PSA Peugeot-Citroen and BMW currently build small engines together that the French auto giant uses for a number of compact hatchbacks and urban runabouts and BMW for its Mini range. There are now reports that the two companies are considering strengthening this agreement with plans to build a greater variety of powertrains, including hybrid units for the first time.

The news comes from PSA CEO Christian Streiff, who revealed to Germany’s Suddeutsche Zeitung that talks will be taking place with a number of companies about further possible cooperation. These companies include BMW and Ford, as well as “other partners”. PSA will then complete a study to examine the technological, production, and financial benefits of developing more engines in partnership and if given the green light will move ahead with the development of a new range of four-cylinder engines that are expected to be around 2.0L in size.

Streiff also spoke out about the current practice of 'state scrapping premiums' sweeping Europe. Under the scrapping premium plan, governments offer consumers a cash back if they purchase a new vehicle and hand over their old vehicle - usually a vehicle that is at least nine years old. Streiff sees the plan as dangerous and called for the premiums to be reduced or abolished once the market had recovered sufficiently.

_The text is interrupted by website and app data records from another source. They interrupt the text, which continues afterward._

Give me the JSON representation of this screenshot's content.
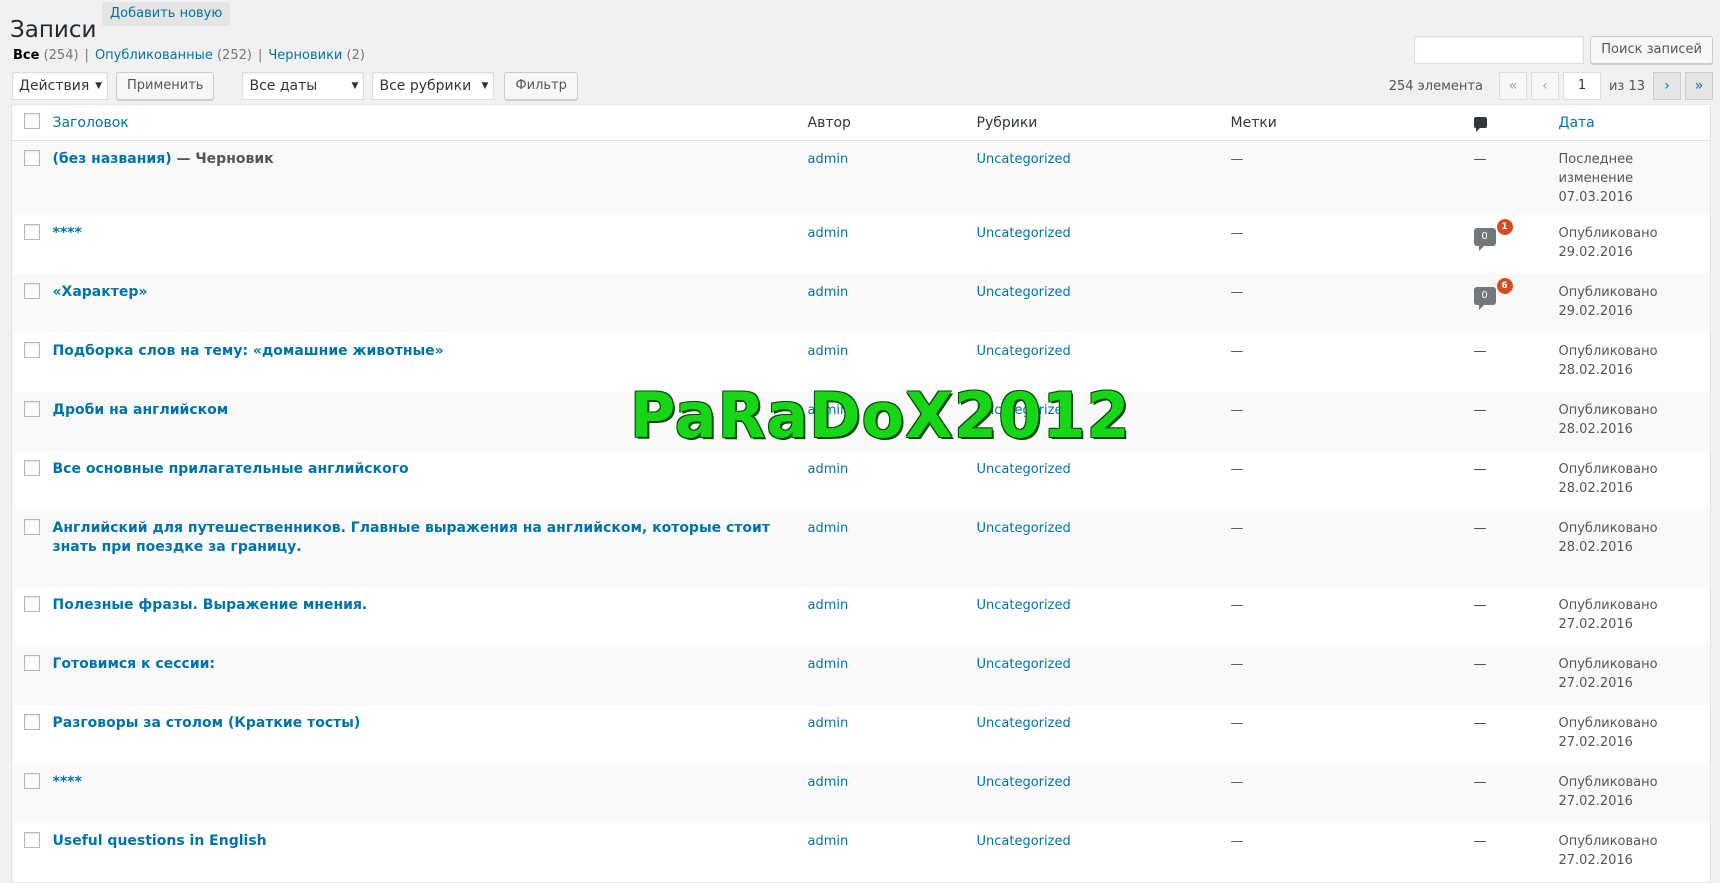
{
  "page": {
    "title": "Записи",
    "add_new": "Добавить новую"
  },
  "views": [
    {
      "label": "Все",
      "count": "(254)",
      "current": true
    },
    {
      "label": "Опубликованные",
      "count": "(252)",
      "current": false
    },
    {
      "label": "Черновики",
      "count": "(2)",
      "current": false
    }
  ],
  "search": {
    "value": "",
    "button": "Поиск записей"
  },
  "tablenav": {
    "bulk_action": "Действия",
    "apply": "Применить",
    "date_filter": "Все даты",
    "category_filter": "Все рубрики",
    "filter": "Фильтр",
    "displaying": "254 элемента",
    "first": "«",
    "prev": "‹",
    "current_page": "1",
    "of_total": "из 13",
    "next": "›",
    "last": "»"
  },
  "columns": {
    "title": "Заголовок",
    "author": "Автор",
    "categories": "Рубрики",
    "tags": "Метки",
    "date": "Дата"
  },
  "posts": [
    {
      "title": "(без названия)",
      "state": " — Черновик",
      "author": "admin",
      "category": "Uncategorized",
      "tags": "—",
      "comments": "—",
      "pending": "",
      "date_status": "Последнее изменение",
      "date": "07.03.2016"
    },
    {
      "title": "****",
      "state": "",
      "author": "admin",
      "category": "Uncategorized",
      "tags": "—",
      "comments": "0",
      "pending": "1",
      "date_status": "Опубликовано",
      "date": "29.02.2016"
    },
    {
      "title": "«Характер»",
      "state": "",
      "author": "admin",
      "category": "Uncategorized",
      "tags": "—",
      "comments": "0",
      "pending": "6",
      "date_status": "Опубликовано",
      "date": "29.02.2016"
    },
    {
      "title": "Подборка слов на тему: «домашние животные»",
      "state": "",
      "author": "admin",
      "category": "Uncategorized",
      "tags": "—",
      "comments": "—",
      "pending": "",
      "date_status": "Опубликовано",
      "date": "28.02.2016"
    },
    {
      "title": "Дроби на английском",
      "state": "",
      "author": "admin",
      "category": "Uncategorized",
      "tags": "—",
      "comments": "—",
      "pending": "",
      "date_status": "Опубликовано",
      "date": "28.02.2016"
    },
    {
      "title": "Все основные прилагательные английского",
      "state": "",
      "author": "admin",
      "category": "Uncategorized",
      "tags": "—",
      "comments": "—",
      "pending": "",
      "date_status": "Опубликовано",
      "date": "28.02.2016"
    },
    {
      "title": "Английский для путешественников. Главные выражения на английском, которые стоит знать при поездке за границу.",
      "state": "",
      "author": "admin",
      "category": "Uncategorized",
      "tags": "—",
      "comments": "—",
      "pending": "",
      "date_status": "Опубликовано",
      "date": "28.02.2016"
    },
    {
      "title": "Полезные фразы. Выражение мнения.",
      "state": "",
      "author": "admin",
      "category": "Uncategorized",
      "tags": "—",
      "comments": "—",
      "pending": "",
      "date_status": "Опубликовано",
      "date": "27.02.2016"
    },
    {
      "title": "Готовимся к сессии:",
      "state": "",
      "author": "admin",
      "category": "Uncategorized",
      "tags": "—",
      "comments": "—",
      "pending": "",
      "date_status": "Опубликовано",
      "date": "27.02.2016"
    },
    {
      "title": "Разговоры за столом (Краткие тосты)",
      "state": "",
      "author": "admin",
      "category": "Uncategorized",
      "tags": "—",
      "comments": "—",
      "pending": "",
      "date_status": "Опубликовано",
      "date": "27.02.2016"
    },
    {
      "title": "****",
      "state": "",
      "author": "admin",
      "category": "Uncategorized",
      "tags": "—",
      "comments": "—",
      "pending": "",
      "date_status": "Опубликовано",
      "date": "27.02.2016"
    },
    {
      "title": "Useful questions in English",
      "state": "",
      "author": "admin",
      "category": "Uncategorized",
      "tags": "—",
      "comments": "—",
      "pending": "",
      "date_status": "Опубликовано",
      "date": "27.02.2016"
    }
  ],
  "watermark": "PaRaDoX2012"
}
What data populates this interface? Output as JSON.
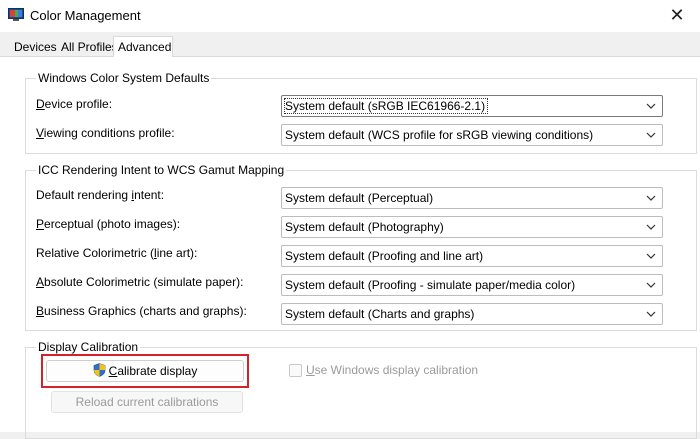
{
  "window": {
    "title": "Color Management",
    "close_glyph": "✕"
  },
  "tabs": [
    {
      "label": "Devices",
      "selected": false
    },
    {
      "label": "All Profiles",
      "selected": false
    },
    {
      "label": "Advanced",
      "selected": true
    }
  ],
  "wcs_defaults": {
    "legend": "Windows Color System Defaults",
    "device_profile": {
      "label_accel": "D",
      "label_rest": "evice profile:",
      "value": "System default (sRGB IEC61966-2.1)"
    },
    "viewing_conditions": {
      "label_accel": "V",
      "label_rest": "iewing conditions profile:",
      "value": "System default (WCS profile for sRGB viewing conditions)"
    }
  },
  "icc_mapping": {
    "legend": "ICC Rendering Intent to WCS Gamut Mapping",
    "rows": [
      {
        "label_pre": "Default rendering ",
        "label_accel": "i",
        "label_post": "ntent:",
        "value": "System default (Perceptual)"
      },
      {
        "label_pre": "",
        "label_accel": "P",
        "label_post": "erceptual (photo images):",
        "value": "System default (Photography)"
      },
      {
        "label_pre": "Relative Colorimetric (",
        "label_accel": "l",
        "label_post": "ine art):",
        "value": "System default (Proofing and line art)"
      },
      {
        "label_pre": "",
        "label_accel": "A",
        "label_post": "bsolute Colorimetric (simulate paper):",
        "value": "System default (Proofing - simulate paper/media color)"
      },
      {
        "label_pre": "",
        "label_accel": "B",
        "label_post": "usiness Graphics (charts and graphs):",
        "value": "System default (Charts and graphs)"
      }
    ]
  },
  "display_calibration": {
    "legend": "Display Calibration",
    "calibrate_accel": "C",
    "calibrate_rest": "alibrate display",
    "use_windows_accel": "U",
    "use_windows_rest": "se Windows display calibration",
    "use_windows_checked": false,
    "reload_label": "Reload current calibrations"
  },
  "icons": {
    "app": "color-management-monitor-icon",
    "shield": "uac-shield-icon",
    "chevron": "chevron-down-icon"
  },
  "colors": {
    "highlight": "#d2232a",
    "shield_blue": "#2f6fc9",
    "shield_yellow": "#f2c316"
  }
}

BMW's examination of its relationships with other manufacturers is not being limited to PSA Peugeot-Citroen. Yesterday we reported that BMW may be in the process of swapping 7% of its shares with 7% of Daimler's shares, and there is also a previous agreement signed with Fiat Group.